The Final Goodbye

Dear Portfolio Readers,

To be honest, I never looked forward to taking this UWP class. I came back to Davis for sophomore year dreading the idea of writing essays. I even went into the first day of class with major anxiety because of how much writing made me want to vomit.

For the most part, writing has always been my weak point, as I’m sure some of you feel the same. I either have too much to say or not enough, and it’s frustrating and anxiety-inducing. It really showed in my assignment drafts because they were confused and disorganized in all ways imaginable. Words were misspelled, sentences were left unfinished, ideas often rambled on and were not coherent. It was a giant mess to say the least. The first couple of assignments really depicted this disorder and chaos, especially my problem project. It was like someone let words run wild on paper. But logorrhea had always worked best for me in high school, so it was natural for me to spew words onto paper. The only downside of it was that it got difficult to revise because everything was so jumbled. So I was stuck in this stagnant place in the course where my writing was just too jumbled to understand.

Things in this class didn’t really change until DJ came out and said, “It is perfectly okay to have a shitty first draft”.

And then BAM.

Everything changed. His reassurance helped me understand it was okay to embrace the madness because it allowed room for revision and improvement. Because the first draft was so “shitty”, I’ve decided to include the problem project here  to show you what a difference the realization made. It showed me there are different ways to channel my inner word vomit and still have structure, kind of like puking, only this time in a bucket, and not all over the bathroom floor. The way I “organized” my problem project reflects this realization. Knowing that a crappy first draft was acceptable let me feel comfortable with experimenting. So for the project, before I wrote anything down, I gave myself 2 minutes to think of potential ideas I wanted to focus on and then freewrote about each topic for 5 minutes, which is different from anything I’ve done before. It was still word vomit, just directed vomit.

But that’s only half of the writing process. Revision, which accounts for the other half and 99% of my stress, is a whole different ball game and can be more difficult, depending on how impatient I am. Ironically, I find it amusing how crappy my first drafts were, but it gave me room to develop ideas and put all the puzzle pieces together. Unlike a lot of people, I think peer review is actually one of the better parts of writing and a great resource for revision. Because I’m normally enthusiastic and positive when critiquing my peers’ work, I usually get the same kinds responses. It makes revising a positive experience, as opposed to a dreadful series of insecurities from what I remember from high school. So don’t be too nervous about peer review. I remember a peer review comment that read “Love this idea! It rocks my socks off so build on it”. It’s small comments like these that made writing not as scary for me. Knowing that I was surrounded by positive energy this quarter changed my idea of writing and made me feel comfortable with it.
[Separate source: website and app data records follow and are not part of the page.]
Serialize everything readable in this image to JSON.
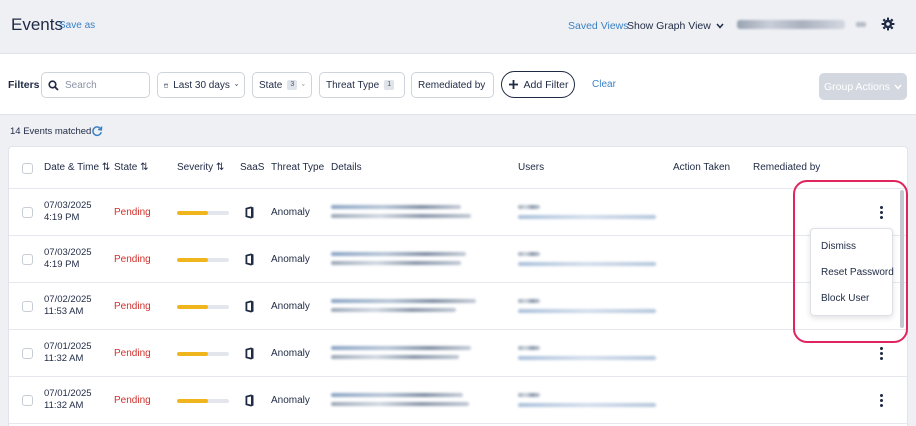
{
  "header": {
    "title": "Events",
    "save_as": "Save as",
    "saved_views": "Saved Views",
    "show_graph_view": "Show Graph View"
  },
  "filters": {
    "label": "Filters",
    "search_placeholder": "Search",
    "date_range": "Last 30 days",
    "state": {
      "label": "State",
      "count": "3"
    },
    "threat_type": {
      "label": "Threat Type",
      "count": "1"
    },
    "remediated_by": "Remediated by",
    "add_filter": "Add Filter",
    "clear": "Clear",
    "group_actions": "Group Actions"
  },
  "summary": {
    "events_matched": "14 Events matched"
  },
  "table": {
    "columns": [
      "Date & Time",
      "State",
      "Severity",
      "SaaS",
      "Threat Type",
      "Details",
      "Users",
      "Action Taken",
      "Remediated by"
    ],
    "rows": [
      {
        "date": "07/03/2025",
        "time": "4:19 PM",
        "state": "Pending",
        "severity": 0.6,
        "threat_type": "Anomaly"
      },
      {
        "date": "07/03/2025",
        "time": "4:19 PM",
        "state": "Pending",
        "severity": 0.6,
        "threat_type": "Anomaly"
      },
      {
        "date": "07/02/2025",
        "time": "11:53 AM",
        "state": "Pending",
        "severity": 0.6,
        "threat_type": "Anomaly"
      },
      {
        "date": "07/01/2025",
        "time": "11:32 AM",
        "state": "Pending",
        "severity": 0.6,
        "threat_type": "Anomaly"
      },
      {
        "date": "07/01/2025",
        "time": "11:32 AM",
        "state": "Pending",
        "severity": 0.6,
        "threat_type": "Anomaly"
      }
    ]
  },
  "row_menu": {
    "items": [
      "Dismiss",
      "Reset Password",
      "Block User"
    ]
  },
  "colors": {
    "pending": "#d0312d",
    "severity": "#f0b51c",
    "link": "#3b82c4",
    "highlight": "#e0245e"
  }
}
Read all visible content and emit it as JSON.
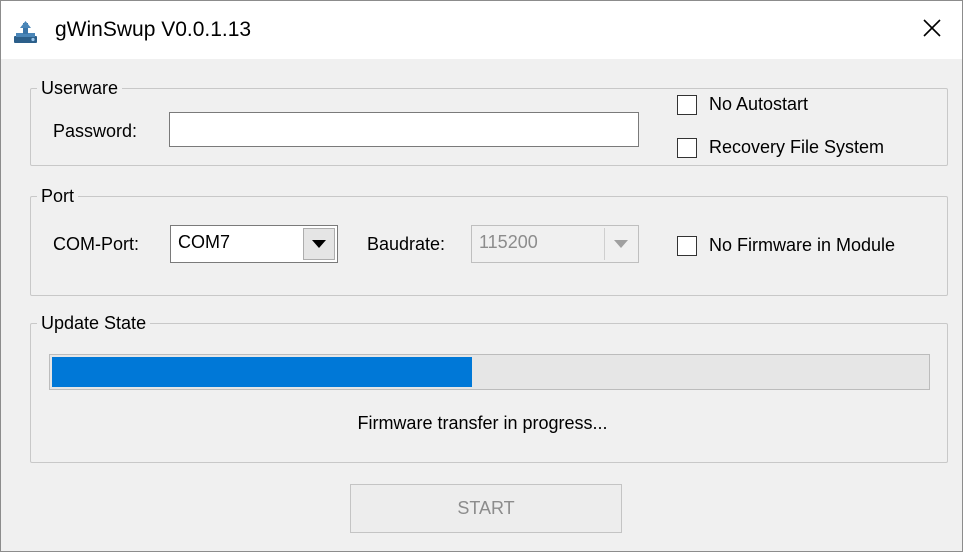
{
  "window": {
    "title": "gWinSwup V0.0.1.13"
  },
  "userware": {
    "group_label": "Userware",
    "password_label": "Password:",
    "password_value": "",
    "no_autostart_label": "No Autostart",
    "no_autostart_checked": false,
    "recovery_fs_label": "Recovery File System",
    "recovery_fs_checked": false
  },
  "port": {
    "group_label": "Port",
    "com_port_label": "COM-Port:",
    "com_port_value": "COM7",
    "baudrate_label": "Baudrate:",
    "baudrate_value": "115200",
    "no_firmware_label": "No Firmware in Module",
    "no_firmware_checked": false
  },
  "update_state": {
    "group_label": "Update State",
    "progress_fraction": 0.48,
    "status_text": "Firmware transfer in progress..."
  },
  "actions": {
    "start_label": "START"
  },
  "colors": {
    "progress_fill": "#0078d7",
    "window_bg": "#f0f0f0"
  },
  "icons": {
    "app": "flash-tool-icon",
    "close": "close-icon",
    "dropdown": "chevron-down-icon"
  }
}
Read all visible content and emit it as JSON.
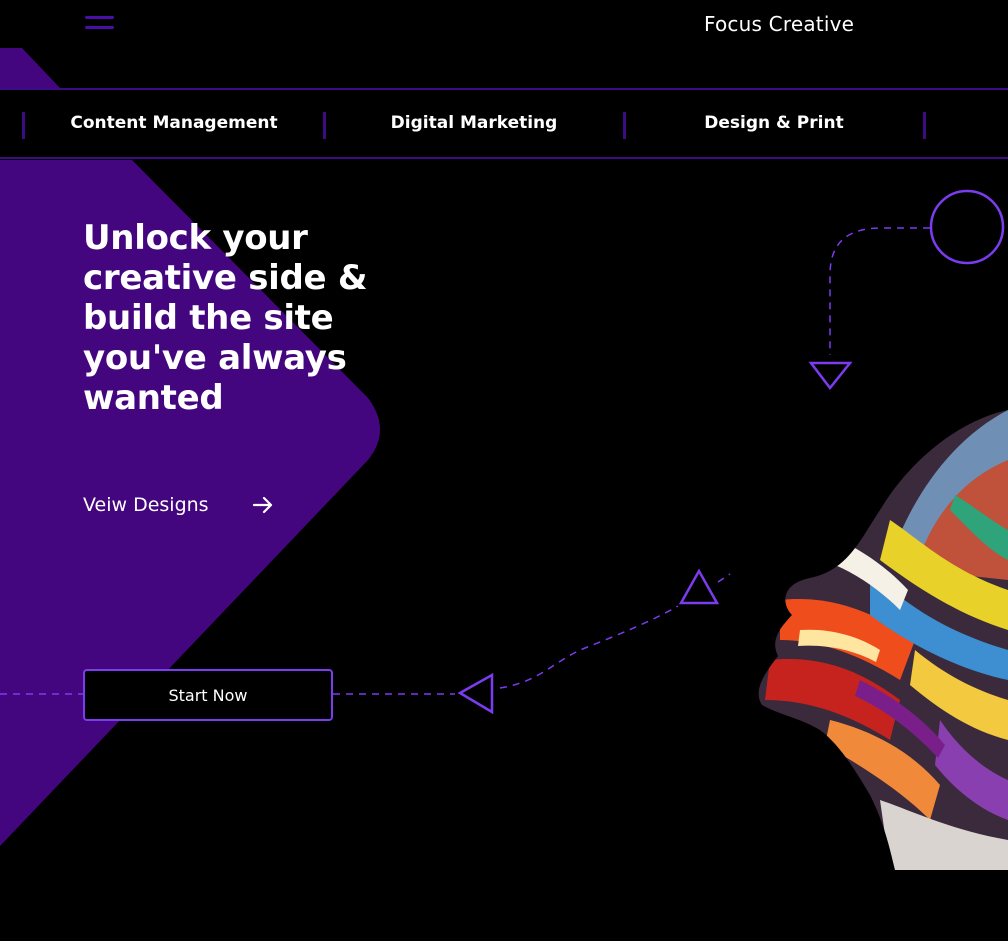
{
  "header": {
    "brand": "Focus Creative",
    "menu_icon": "hamburger-menu-icon"
  },
  "nav": {
    "items": [
      {
        "label": "Content Management"
      },
      {
        "label": "Digital Marketing"
      },
      {
        "label": "Design & Print"
      }
    ]
  },
  "hero": {
    "title": "Unlock your creative side & build the site you've always wanted",
    "view_link": "Veiw Designs",
    "view_icon": "arrow-right-icon",
    "cta": "Start Now",
    "image_alt": "abstract-painted-face-illustration"
  },
  "colors": {
    "background": "#000000",
    "accent_purple": "#44067f",
    "line_purple": "#7b3cf0",
    "text": "#ffffff"
  }
}
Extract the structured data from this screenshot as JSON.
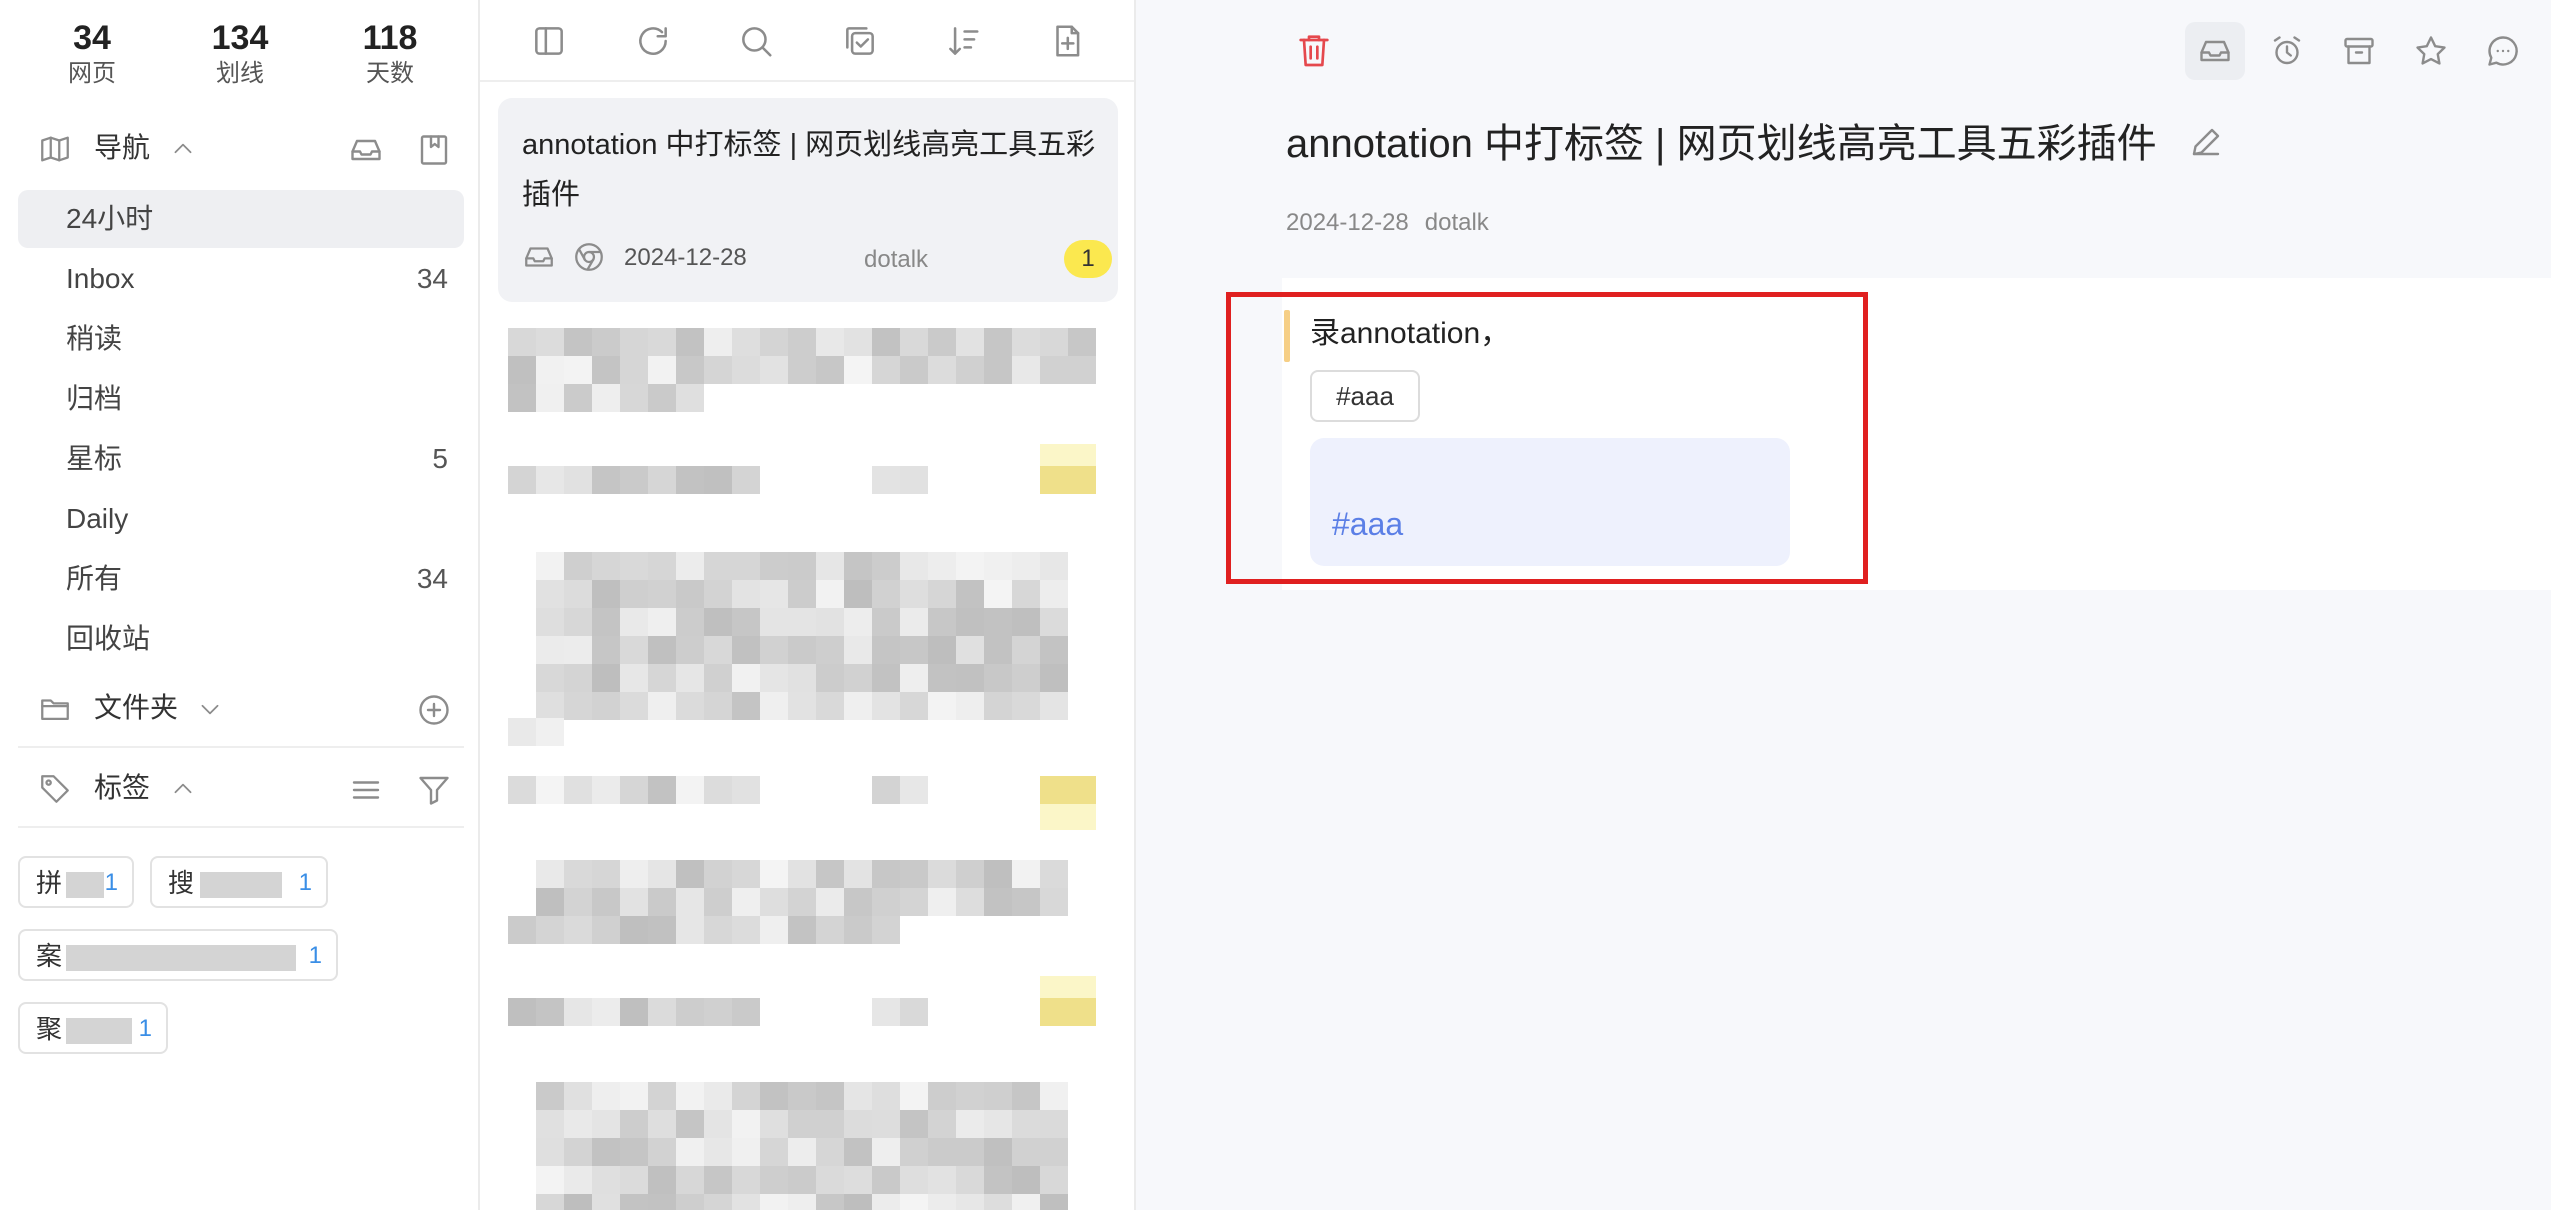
{
  "stats": [
    {
      "value": "34",
      "label": "网页"
    },
    {
      "value": "134",
      "label": "划线"
    },
    {
      "value": "118",
      "label": "天数"
    }
  ],
  "nav": {
    "title": "导航",
    "items": [
      {
        "label": "24小时",
        "count": ""
      },
      {
        "label": "Inbox",
        "count": "34"
      },
      {
        "label": "稍读",
        "count": ""
      },
      {
        "label": "归档",
        "count": ""
      },
      {
        "label": "星标",
        "count": "5"
      },
      {
        "label": "Daily",
        "count": ""
      },
      {
        "label": "所有",
        "count": "34"
      },
      {
        "label": "回收站",
        "count": ""
      }
    ]
  },
  "folders": {
    "title": "文件夹"
  },
  "tags": {
    "title": "标签",
    "chips": [
      {
        "prefix": "拼",
        "count": "1"
      },
      {
        "prefix": "搜",
        "count": "1"
      },
      {
        "prefix": "案",
        "count": "1"
      },
      {
        "prefix": "聚",
        "count": "1"
      }
    ]
  },
  "list": {
    "selected": {
      "title": "annotation 中打标签 | 网页划线高亮工具五彩插件",
      "date": "2024-12-28",
      "author": "dotalk",
      "badge": "1"
    }
  },
  "detail": {
    "title": "annotation 中打标签 | 网页划线高亮工具五彩插件",
    "date": "2024-12-28",
    "author": "dotalk",
    "annotation_text": "录annotation，",
    "annotation_tag": "#aaa",
    "note_text": "#aaa"
  },
  "colors": {
    "accent_blue": "#3a8ee6",
    "note_blue": "#5b7fe6",
    "highlight_bar": "#f6cf86",
    "badge_yellow": "#fbe84f",
    "trash_red": "#e5484d",
    "frame_red": "#e02020"
  },
  "icons": {
    "nav": "map-icon",
    "folders": "folder-icon",
    "tags": "tag-icon",
    "toolbar": [
      "sidebar-toggle-icon",
      "refresh-icon",
      "search-icon",
      "multi-select-icon",
      "sort-icon",
      "add-page-icon"
    ],
    "detail_toolbar": [
      "inbox-icon",
      "alarm-icon",
      "archive-icon",
      "star-icon",
      "comment-icon"
    ]
  }
}
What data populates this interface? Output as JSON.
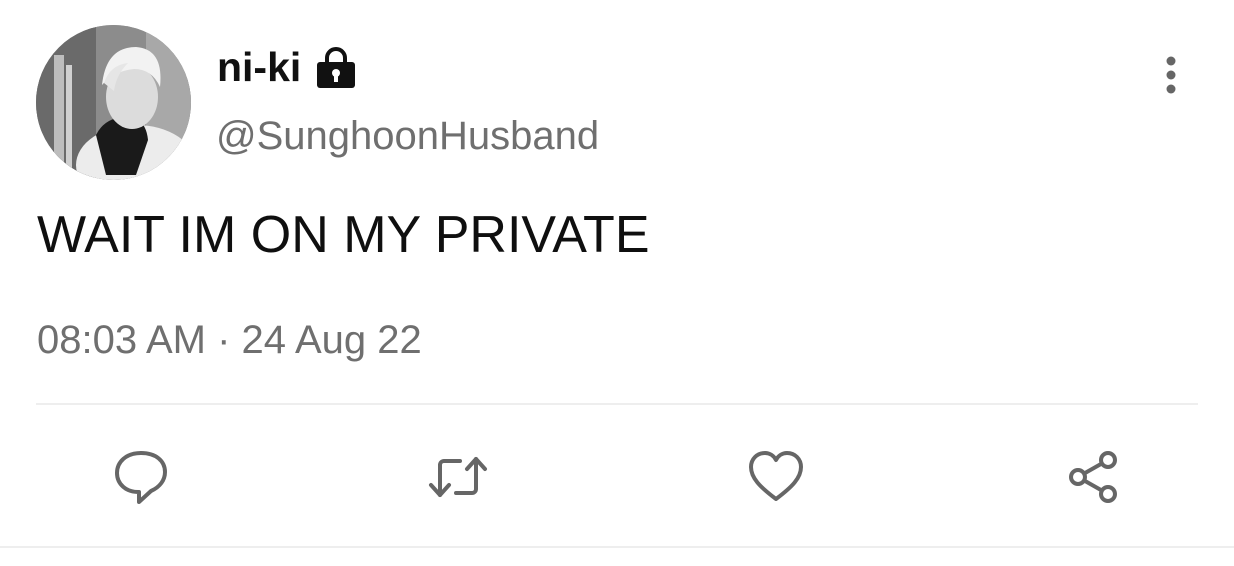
{
  "tweet": {
    "display_name": "ni-ki",
    "handle": "@SunghoonHusband",
    "text": "WAIT IM ON MY PRIVATE",
    "timestamp": "08:03 AM · 24 Aug 22",
    "account_protected": true
  },
  "icons": {
    "lock": "lock-icon",
    "more": "more-vertical-icon",
    "reply": "reply-bubble-icon",
    "retweet": "retweet-icon",
    "like": "heart-icon",
    "share": "share-icon"
  },
  "colors": {
    "primary_text": "#0f0f0f",
    "secondary_text": "#6f6f6f",
    "icon": "#666666",
    "divider": "#eeeeee",
    "background": "#ffffff"
  }
}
Hopefully, I won’t ever need to write a perspective analysis or literacy narrative, but in the event I absolutely had to, I feel confident I’d be able to do so without major anxiety thanks to this class.

Aside from learning how to rock people’s socks off, this class has taught me so much about myself and my writing. It taught me to be confident and fearless inside and outside of the classroom. But out of everything, the most important takeaway is that writing is not for me. It takes a very specific type of person to enjoy it and do it for a living. After taking this class, I know that person isn’t me. But that doesn’t mean writing isn’t for you. You never know until you try it and I think this class is a great way to find out.

Hope you guys will enjoy this class as much as I have!

Best,

Jas